Medically Reviewed By Dr.Minto.

Older Man Smiling after Oral SurgeryA successful recovery from oral surgery is essential for proper healing and long-lasting results. Although you might have some anxiety about what to expect after surgery, your recovery will be smooth and steady if you make it your top priority. Our dos and don’ts will prepare you for your role in managing your recovery. And you will be ready to minimize your pain, increase your comfort, and help your mouth heal quickly.

Things to Do to Recover from Oral Surgery

What you do after oral surgery can affect how you feel and how your mouth heals. Below are six things you can do to ease your recovery.

1. Rest

Take it easy for at least 24 hours after oral surgery, preferably closer to 72 hours. Any pain, swelling, bleeding, or soreness you experience will improve if you let your body focus on healing. You may also be drowsy after surgery. Resting helps you avoid the risk of accidents or injuries when you are not alert.

2. Take Medication As Directed

If your oral surgeon prescribes a pain reliever, antibiotics, or anti-nausea medication, take it as directed. Most of your discomfort should peak within 48 to 72 hours and gradually improve. So remember that you may be sorer on post-operative day two or three than you are on the day of your surgery – this is normal – do not let it alarm you.  Take medicine with food to minimize nausea or other uncomfortable side effects.

3. Keep Your Mouth Clean

On the day of surgery, change the gauze pads in your mouth until the bleeding stops or is minimal. The day after surgery, gently rinse your mouth with warm salt water every few hours to wash away food particles and debris. You may need to continue the rinse for the next day or two. Begin gently brushing your teeth with a manual toothbrush the day after your surgery.  Take care to avoid the surgical site while brushing.  If your surgeon prescribes an antibiotic mouthwash, start using it the day after surgery.

4. Apply a Cold Compress

For the first 24 to 72 hours after oral surgery, apply an ice pack, cold compress, or a pack of frozen peas on your cheek near the surgical site. Using cold packs 15-20 minutes at a time helps minimize swelling. And swelling will gradually decrease in about five days.

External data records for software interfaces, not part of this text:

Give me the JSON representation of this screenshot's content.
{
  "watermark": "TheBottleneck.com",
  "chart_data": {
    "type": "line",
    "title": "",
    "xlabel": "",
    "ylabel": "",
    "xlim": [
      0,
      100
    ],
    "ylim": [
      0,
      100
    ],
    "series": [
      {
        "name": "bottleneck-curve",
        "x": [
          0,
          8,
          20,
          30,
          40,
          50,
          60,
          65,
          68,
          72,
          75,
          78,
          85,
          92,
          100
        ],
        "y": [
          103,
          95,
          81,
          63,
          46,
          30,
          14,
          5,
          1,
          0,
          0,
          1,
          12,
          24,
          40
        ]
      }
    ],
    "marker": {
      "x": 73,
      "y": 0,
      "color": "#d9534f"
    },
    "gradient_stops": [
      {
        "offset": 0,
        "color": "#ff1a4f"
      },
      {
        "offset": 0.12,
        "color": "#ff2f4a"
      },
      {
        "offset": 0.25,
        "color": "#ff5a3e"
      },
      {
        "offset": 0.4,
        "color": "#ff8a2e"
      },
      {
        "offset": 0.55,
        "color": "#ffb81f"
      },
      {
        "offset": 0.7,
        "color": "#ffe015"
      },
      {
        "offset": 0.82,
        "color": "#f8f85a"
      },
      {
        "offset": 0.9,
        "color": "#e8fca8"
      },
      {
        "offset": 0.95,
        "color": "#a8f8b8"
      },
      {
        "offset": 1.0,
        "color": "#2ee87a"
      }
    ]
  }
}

5. Elevate Your Head

Keep your head slightly elevated on the night of oral surgery to relieve pressure around your surgical sites and reduce blood flow to your head. Elevation can reduce pain, swelling, and bleeding. If it helps you sleep more comfortably, continue elevating your head for the next night or two.

6. Eat soft foods

After removing the gauze, you can drink liquids and gradually eat soft, nutritious cool, or room-temperature foods. Chew away from the surgical sites, and drink plenty of water to stay hydrated and promote healing.

Things to Avoid When Recovering from Oral Surgery

While recovering from oral surgery, you can minimize factors that lead to complications. These include:

1. Overexertion

Avoid heavy lifting, pushing, pulling, and exercising for at least a week after oral surgery. The pressure from exertion can cause brisk bleeding, prevent blood clot formation, and increase swelling.

2. Ignoring Persistent Bleeding, Pain, or Fever

Do not ignore symptoms after oral surgery that last longer than your post-op instructions state. For example, persistent or increased bleeding, pain, swelling, or fever may be signs and symptoms of an infection. Call your oral surgeon’s office to report the issue.

3. Food That Can Delay Healing

Eating hot, spicy, or acidic foods after oral surgery can irritate your gum tissue and delay healing. Avoid them until your gums heal—usually in about a week. Also, do not eat hard or sticky foods because they can cling to your teeth, break into pieces, and irritate your surgical site.

4. Disturbing the Surgical Site

Avoid sucking through a straw, aggressively rinsing your mouth, and spitting for the first 72 hours after oral surgery to prevent blood clots from loosening. Rinse gently in the following days. Also, avoid touching the site with your finger, toothbrush, floss, or anything else because it might cause irritation.

5.  Smoking

Smoking restricts blood flow, slows the healing process, and affects overall oral surgery success. The American Association of Oral and Maxillofacial Surgeons (AAOMS) recommends that you avoid smoking during the healing process.

6.  Drinking Alcoholic Beverages

Drinking alcohol after oral surgery can conflict with your medication. It can thin your blood, weaken blood clots, and delay healing. Therefore, most oral surgeons recommend avoiding alcoholic beverages for a least 48 hours after surgery. But refraining from them throughout the healing process supports recovery.

Request an Oral Surgery Consultation

If you are considering oral surgery and live near Fairhope, AL, Dr. David Minto and his team can help. Contact us to schedule a consultation.